INSTRUCTIONS TO FOLLOW> Copy each line below holding "focusing".

*** Opening of RECORD SET ***

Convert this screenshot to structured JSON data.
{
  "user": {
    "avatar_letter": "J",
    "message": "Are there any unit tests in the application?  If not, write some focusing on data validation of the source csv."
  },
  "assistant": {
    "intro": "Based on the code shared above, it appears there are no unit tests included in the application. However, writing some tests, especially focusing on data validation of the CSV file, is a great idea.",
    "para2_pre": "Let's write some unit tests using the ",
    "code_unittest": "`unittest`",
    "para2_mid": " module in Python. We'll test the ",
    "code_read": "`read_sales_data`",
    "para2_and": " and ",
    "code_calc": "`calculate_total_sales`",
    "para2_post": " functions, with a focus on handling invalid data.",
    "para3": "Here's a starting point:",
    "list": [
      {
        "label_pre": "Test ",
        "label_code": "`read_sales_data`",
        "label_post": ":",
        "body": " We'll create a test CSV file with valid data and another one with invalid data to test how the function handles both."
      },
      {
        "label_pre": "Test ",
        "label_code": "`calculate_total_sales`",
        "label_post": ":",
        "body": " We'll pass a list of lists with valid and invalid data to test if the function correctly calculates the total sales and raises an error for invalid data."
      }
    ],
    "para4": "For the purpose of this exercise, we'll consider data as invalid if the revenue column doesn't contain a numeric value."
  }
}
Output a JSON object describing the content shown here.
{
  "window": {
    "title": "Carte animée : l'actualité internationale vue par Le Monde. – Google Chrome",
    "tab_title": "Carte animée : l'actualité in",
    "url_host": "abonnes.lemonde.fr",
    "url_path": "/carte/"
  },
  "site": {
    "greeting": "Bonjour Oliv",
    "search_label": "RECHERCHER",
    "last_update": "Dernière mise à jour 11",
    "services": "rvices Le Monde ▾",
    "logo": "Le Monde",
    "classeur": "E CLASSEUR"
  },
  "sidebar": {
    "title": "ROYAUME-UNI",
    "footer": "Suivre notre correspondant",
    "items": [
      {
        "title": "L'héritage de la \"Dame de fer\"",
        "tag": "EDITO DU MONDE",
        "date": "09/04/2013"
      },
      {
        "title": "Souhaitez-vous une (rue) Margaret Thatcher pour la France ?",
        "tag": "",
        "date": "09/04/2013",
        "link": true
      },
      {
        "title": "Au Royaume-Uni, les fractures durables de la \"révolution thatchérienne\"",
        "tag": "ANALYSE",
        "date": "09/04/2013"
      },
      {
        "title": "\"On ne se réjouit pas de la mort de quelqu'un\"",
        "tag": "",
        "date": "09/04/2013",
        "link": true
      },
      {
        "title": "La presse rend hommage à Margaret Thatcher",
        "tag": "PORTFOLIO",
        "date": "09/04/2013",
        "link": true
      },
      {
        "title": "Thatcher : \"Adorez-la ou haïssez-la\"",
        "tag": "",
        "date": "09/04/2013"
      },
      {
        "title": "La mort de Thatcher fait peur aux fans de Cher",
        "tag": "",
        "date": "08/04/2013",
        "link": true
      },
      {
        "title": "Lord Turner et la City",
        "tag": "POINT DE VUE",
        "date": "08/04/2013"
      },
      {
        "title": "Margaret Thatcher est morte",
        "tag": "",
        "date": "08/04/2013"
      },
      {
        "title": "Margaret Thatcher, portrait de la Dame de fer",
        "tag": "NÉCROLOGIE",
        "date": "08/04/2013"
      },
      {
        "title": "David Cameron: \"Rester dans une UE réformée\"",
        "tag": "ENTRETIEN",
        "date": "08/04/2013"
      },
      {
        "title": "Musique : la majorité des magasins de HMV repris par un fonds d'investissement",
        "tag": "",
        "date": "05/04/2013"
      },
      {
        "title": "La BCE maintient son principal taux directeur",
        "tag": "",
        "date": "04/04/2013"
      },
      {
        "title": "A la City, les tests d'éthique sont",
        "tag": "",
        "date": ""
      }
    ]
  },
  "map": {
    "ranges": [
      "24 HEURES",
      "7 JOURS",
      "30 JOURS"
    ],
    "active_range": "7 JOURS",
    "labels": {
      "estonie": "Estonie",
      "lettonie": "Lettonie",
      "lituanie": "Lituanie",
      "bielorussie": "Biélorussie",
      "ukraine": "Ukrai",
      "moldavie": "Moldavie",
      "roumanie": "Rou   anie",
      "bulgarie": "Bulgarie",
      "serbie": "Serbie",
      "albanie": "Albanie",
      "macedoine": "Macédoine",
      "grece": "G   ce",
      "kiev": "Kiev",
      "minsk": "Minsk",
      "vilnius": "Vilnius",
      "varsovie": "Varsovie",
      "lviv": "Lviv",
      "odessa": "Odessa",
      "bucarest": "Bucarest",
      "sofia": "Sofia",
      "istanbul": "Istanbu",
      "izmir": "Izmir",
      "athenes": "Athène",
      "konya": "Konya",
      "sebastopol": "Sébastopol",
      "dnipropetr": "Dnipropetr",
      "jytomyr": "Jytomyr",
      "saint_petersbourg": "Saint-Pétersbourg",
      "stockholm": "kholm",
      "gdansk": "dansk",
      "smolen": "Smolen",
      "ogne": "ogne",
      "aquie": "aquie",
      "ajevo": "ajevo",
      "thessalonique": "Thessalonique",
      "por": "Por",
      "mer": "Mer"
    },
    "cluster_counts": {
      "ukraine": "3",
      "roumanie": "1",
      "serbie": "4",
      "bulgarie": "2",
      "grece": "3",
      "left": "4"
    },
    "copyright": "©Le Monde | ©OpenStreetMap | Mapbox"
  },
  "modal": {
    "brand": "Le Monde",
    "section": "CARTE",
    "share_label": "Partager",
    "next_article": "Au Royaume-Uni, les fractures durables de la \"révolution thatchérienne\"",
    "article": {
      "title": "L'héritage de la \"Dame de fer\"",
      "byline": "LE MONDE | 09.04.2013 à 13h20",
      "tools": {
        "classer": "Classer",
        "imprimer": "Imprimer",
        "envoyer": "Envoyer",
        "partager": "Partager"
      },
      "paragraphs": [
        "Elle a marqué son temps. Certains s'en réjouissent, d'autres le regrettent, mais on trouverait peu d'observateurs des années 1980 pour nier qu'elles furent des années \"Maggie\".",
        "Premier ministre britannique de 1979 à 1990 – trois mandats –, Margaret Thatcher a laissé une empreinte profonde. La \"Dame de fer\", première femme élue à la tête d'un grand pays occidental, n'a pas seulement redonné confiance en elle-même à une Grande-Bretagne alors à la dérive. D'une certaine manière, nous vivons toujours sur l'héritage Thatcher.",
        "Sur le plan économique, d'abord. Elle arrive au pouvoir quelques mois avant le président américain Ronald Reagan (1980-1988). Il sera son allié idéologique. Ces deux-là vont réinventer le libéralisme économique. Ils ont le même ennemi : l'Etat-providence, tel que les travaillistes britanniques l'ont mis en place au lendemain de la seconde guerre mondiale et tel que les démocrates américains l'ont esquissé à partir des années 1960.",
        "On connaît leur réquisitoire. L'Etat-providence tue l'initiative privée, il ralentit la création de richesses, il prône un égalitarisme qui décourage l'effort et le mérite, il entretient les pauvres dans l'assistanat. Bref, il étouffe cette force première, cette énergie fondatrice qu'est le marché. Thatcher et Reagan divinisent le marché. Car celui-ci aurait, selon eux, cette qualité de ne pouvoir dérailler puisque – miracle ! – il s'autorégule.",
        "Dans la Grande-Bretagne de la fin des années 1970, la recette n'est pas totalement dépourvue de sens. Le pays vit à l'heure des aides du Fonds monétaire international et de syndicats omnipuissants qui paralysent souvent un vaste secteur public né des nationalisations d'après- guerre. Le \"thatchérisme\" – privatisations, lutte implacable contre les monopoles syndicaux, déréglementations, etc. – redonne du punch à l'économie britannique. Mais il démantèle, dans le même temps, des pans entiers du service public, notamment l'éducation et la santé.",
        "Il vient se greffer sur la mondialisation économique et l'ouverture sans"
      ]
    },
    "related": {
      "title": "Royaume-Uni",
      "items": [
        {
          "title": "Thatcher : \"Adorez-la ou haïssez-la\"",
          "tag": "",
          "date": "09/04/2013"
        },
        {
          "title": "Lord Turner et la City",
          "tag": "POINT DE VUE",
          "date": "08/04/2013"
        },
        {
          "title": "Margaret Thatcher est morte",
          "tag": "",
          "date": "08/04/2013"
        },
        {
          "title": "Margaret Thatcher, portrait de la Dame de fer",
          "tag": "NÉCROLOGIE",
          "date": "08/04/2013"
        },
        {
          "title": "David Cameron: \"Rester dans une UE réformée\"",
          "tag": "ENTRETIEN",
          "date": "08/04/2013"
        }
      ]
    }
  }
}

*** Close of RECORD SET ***

RESULT FOR THIS TASK>
    "message": "Are there any unit tests in the application?  If not, write some focusing on data validation of the source csv."
    "intro": "Based on the code shared above, it appears there are no unit tests included in the application. However, writing some tests, especially focusing on data validation of the CSV file, is a great idea.",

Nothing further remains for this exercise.